### Dataset
───

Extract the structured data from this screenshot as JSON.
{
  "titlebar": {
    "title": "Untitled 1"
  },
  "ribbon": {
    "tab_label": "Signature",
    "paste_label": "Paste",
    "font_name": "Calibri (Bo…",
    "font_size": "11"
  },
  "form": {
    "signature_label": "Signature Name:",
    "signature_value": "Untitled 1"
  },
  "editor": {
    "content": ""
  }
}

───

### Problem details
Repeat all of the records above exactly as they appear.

### Answer box
Extract the structured data from this screenshot as JSON.
{
  "titlebar": {
    "title": "Untitled 1"
  },
  "ribbon": {
    "tab_label": "Signature",
    "paste_label": "Paste",
    "font_name": "Calibri (Bo…",
    "font_size": "11"
  },
  "form": {
    "signature_label": "Signature Name:",
    "signature_value": "Untitled 1"
  },
  "editor": {
    "content": ""
  }
}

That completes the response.